10. (*) An articulation vertex of a graph G is a vertex whose deletion disconnects G. Let G be a graph with n vertices and m edges. Give a simple O(n+m) algorithm for finding a vertex of G that is not an articulation vertex, i.e. whose deletion does not disconnect G.
11. (*) Following up on the previous problem, give an O(n+m) algorithm that finds a deletion order for the n vertices such that no deletion disconnects the graph. (Hint: think DFS/BFS.)
12. (*) Let G be a weighted directed graph with n vertices and m edges, where all edges have positive weight. A directed cycle is a directed path that starts and ends at the same vertex and contains at least one edge. Give an algorithm to find a directed cycle in G of minimum total weight. Partial credit will be given for an algorithm.
13. (*) Suppose we are given the minimum spanning tree T of a given graph G (with n vertices and m edges) and a new edge e=(u,v) of weight w that we will add to G. Give an efficient algorithm to find the minimum spanning tree of the graph G + e. Your algorithm should run in O(n) time to receive full credit, although slower but correct algorithms will receive partial credit.
14. (*) (a) Let T be a minimum spanning tree of a weighted graph G. Construct a new graph G' by adding a weight of k to every edge of G. Do the edges of T form a minimum spanning tree of G'? Prove the statement or give a counterexample.

(b) Let describe a shortest weighted path between vertices and t of a weighted graph G. Construct a new graph G' by adding a weight of k to every edge of G. Does P describe a shortest path from to t in G'? Prove the statement or give a counterexample.

15. (*) In certain graph problems, vertices have can have weights instead of or in addition to the weights of edges.
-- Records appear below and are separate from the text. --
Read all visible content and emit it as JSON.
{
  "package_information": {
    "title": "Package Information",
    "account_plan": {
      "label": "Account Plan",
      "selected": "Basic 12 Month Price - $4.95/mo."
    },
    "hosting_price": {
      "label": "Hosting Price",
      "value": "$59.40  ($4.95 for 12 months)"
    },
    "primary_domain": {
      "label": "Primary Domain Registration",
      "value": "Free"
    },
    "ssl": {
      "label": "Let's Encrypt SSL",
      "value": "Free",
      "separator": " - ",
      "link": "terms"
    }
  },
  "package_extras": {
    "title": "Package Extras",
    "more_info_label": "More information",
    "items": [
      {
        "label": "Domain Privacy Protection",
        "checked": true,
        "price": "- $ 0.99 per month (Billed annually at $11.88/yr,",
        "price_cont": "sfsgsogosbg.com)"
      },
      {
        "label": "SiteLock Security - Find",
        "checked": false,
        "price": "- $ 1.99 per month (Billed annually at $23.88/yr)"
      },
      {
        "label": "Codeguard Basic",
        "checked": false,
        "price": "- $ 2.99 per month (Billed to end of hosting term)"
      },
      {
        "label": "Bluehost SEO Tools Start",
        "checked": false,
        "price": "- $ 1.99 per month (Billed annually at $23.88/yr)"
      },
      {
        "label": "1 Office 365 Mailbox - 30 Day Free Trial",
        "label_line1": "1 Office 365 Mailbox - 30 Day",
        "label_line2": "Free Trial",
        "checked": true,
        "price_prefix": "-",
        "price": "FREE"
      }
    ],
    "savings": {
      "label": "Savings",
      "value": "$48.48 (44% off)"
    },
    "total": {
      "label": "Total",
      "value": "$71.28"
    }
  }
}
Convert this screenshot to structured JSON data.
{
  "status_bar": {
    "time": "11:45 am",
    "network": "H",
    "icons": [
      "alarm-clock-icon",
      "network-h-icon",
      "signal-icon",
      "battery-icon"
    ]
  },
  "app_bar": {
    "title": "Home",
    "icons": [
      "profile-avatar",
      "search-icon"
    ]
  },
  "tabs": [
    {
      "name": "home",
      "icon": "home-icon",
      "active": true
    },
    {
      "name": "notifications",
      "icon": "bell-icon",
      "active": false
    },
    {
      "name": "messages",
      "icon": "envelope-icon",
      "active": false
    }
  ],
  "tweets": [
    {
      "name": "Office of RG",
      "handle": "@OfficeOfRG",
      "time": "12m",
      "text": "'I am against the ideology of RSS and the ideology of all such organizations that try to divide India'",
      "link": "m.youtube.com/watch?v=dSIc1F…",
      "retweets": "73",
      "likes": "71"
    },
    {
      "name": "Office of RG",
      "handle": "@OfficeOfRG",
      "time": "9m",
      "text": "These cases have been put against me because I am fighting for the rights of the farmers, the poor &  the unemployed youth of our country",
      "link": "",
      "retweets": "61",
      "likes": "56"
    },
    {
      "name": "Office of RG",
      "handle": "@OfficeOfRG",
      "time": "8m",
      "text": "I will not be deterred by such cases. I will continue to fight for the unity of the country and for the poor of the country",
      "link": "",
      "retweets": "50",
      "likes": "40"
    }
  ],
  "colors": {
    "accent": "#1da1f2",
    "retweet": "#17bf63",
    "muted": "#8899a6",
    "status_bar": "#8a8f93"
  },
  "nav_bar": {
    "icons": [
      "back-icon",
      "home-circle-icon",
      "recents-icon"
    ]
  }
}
Let be the cost of vertex v, and the cost of the edge (x,y). This problem is concerned with finding the cheapest path between vertices a and b in a graph G. The cost of a path is the sum of the costs of the edges and vertices encountered on the path.

• Suppose that each edge in the graph has a weight of zero (while non-edges have a cost of ). Assume that for all vertices (i.e. all vertices have the same cost). Give an efficient algorithm to find the cheapest path from a to b and its time complexity. For partial credit, give a less efficient but correct algorithm.
• Now suppose that the vertex costs are not constant (but are all positive) and the edge costs remain as above. Give an efficient algorithm to find the cheapest path from a to b and its time complexity. For partial credit, give a less efficient but correct algorithm.
• Now suppose that both the edge and vertex costs are not constant (but are all positive). Give an efficient algorithm to find the cheapest path from a to b and its time complexity. For partial credit, give a less efficient but correct algorithm.

16. (*) Devise and analyze an algorithm that takes a weighted graph G and finds the smallest change in the cost of a non-MST edge that causes a change in the minimum spanning tree of G. Your algorithm must be correct and run in polynomial time.
17. An arborescence of a directed graph G is a rooted tree such that there is a directed path from the root to every other vertex in the graph. Give an efficient and correct algorithm to test whether G contains an arborescence, and its time complexity.

18. (**) The war story of Section describes an algorithm for constructing the dual graph of the triangulation efficiently, although it does not guarantee linear time. Give a worst-case linear algorithm for the problem.        Next: Implementation Challenges Up: Graph Algorithms Previous: War Story: Dialing for

Algorithms
Mon Jun 2 23:33:50 EDT 1997